Task objective: Line count for "JSON": give the number of lines in the records below that hold it, and nothing else.

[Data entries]
------------------------------------------------------------

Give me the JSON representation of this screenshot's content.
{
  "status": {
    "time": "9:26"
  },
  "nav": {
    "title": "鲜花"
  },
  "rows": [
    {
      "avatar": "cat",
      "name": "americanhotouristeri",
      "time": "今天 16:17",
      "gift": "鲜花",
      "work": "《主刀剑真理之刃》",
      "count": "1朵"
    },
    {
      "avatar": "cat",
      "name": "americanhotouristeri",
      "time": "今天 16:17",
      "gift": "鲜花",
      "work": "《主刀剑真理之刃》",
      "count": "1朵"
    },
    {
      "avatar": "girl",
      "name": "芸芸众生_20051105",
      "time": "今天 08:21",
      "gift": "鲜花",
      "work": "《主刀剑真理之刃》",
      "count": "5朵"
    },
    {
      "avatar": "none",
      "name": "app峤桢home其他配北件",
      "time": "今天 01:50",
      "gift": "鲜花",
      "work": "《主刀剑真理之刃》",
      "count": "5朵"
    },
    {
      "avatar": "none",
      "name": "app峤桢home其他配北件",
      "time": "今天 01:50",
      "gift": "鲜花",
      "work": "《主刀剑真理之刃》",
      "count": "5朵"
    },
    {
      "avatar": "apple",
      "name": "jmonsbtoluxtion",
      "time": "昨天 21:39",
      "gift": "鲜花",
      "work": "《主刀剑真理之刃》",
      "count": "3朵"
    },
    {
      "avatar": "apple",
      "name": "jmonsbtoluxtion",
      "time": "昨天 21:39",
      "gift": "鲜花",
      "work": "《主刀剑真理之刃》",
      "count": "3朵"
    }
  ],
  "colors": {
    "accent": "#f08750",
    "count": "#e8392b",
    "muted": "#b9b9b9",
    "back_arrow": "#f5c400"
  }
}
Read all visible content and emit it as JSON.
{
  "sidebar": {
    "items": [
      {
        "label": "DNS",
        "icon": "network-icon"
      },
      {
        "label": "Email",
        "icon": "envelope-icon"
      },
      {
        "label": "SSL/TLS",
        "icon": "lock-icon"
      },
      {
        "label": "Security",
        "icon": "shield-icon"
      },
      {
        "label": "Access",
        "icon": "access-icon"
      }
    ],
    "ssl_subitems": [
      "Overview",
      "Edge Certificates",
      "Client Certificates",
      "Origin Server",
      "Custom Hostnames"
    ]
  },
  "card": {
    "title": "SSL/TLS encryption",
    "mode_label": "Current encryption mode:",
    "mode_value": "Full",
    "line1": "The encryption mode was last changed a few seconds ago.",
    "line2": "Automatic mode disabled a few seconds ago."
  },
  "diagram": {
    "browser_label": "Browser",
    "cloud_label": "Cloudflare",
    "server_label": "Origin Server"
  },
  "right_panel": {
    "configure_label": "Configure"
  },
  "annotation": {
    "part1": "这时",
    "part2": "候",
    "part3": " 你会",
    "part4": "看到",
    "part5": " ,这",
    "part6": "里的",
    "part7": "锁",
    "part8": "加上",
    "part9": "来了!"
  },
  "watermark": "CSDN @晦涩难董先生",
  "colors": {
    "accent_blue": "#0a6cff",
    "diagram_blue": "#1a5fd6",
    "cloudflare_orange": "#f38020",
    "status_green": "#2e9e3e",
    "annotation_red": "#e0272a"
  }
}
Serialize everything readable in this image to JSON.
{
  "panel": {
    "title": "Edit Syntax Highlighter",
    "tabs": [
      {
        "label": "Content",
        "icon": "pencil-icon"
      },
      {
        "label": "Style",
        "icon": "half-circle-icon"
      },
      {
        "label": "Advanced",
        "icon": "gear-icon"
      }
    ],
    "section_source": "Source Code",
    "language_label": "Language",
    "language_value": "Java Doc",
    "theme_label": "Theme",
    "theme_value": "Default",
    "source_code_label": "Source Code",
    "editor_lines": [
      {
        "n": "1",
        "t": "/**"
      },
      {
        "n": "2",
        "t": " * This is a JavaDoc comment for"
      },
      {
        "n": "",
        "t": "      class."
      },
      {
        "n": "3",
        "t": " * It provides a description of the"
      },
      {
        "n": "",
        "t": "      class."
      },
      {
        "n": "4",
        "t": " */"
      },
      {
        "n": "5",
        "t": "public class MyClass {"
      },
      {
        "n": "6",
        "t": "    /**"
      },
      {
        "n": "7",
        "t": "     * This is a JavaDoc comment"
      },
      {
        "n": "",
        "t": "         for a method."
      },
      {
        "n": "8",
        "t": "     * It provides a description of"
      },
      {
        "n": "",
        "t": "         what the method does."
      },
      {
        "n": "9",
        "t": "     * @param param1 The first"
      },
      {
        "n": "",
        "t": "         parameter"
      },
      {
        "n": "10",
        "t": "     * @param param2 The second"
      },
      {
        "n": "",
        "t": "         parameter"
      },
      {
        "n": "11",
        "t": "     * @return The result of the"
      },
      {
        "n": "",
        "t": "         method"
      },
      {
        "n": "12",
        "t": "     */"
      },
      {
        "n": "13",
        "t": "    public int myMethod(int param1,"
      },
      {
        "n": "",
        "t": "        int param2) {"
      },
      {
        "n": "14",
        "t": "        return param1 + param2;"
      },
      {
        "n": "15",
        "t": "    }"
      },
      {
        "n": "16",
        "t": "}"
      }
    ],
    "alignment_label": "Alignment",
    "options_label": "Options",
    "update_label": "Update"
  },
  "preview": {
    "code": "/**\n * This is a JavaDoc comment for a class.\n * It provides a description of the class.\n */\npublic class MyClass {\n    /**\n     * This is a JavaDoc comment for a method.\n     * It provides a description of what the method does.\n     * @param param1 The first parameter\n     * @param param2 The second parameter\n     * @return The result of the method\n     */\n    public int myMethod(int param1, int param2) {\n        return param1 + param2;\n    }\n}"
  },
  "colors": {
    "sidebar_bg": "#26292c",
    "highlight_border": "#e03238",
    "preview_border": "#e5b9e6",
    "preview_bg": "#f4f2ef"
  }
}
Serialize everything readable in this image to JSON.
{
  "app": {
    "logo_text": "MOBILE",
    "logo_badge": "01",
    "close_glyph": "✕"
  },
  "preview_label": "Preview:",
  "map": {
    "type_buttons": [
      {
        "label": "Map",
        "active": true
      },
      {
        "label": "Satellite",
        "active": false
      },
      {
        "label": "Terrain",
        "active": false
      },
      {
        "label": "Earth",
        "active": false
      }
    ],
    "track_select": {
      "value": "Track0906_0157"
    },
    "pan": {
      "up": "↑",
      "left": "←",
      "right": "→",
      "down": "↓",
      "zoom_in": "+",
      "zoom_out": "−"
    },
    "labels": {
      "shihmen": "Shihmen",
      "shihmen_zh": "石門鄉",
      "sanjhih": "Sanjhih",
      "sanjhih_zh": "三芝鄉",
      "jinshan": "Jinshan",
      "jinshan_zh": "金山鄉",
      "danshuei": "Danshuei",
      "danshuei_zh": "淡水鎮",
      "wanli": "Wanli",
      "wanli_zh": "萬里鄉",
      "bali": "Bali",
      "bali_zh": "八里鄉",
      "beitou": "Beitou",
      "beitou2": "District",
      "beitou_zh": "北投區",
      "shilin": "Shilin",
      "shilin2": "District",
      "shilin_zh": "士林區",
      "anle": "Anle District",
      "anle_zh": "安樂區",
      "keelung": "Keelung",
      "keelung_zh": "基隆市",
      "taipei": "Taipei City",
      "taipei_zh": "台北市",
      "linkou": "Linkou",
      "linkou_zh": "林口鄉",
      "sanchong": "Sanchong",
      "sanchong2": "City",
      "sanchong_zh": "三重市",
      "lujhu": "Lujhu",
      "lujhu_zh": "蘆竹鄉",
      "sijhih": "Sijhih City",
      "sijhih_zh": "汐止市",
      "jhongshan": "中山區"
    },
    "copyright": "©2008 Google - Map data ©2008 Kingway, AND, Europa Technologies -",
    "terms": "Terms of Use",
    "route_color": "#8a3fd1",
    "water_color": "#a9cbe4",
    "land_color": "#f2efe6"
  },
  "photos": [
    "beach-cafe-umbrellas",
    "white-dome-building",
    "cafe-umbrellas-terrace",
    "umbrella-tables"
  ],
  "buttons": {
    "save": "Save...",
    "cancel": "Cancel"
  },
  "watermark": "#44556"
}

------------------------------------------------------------

Your response: 4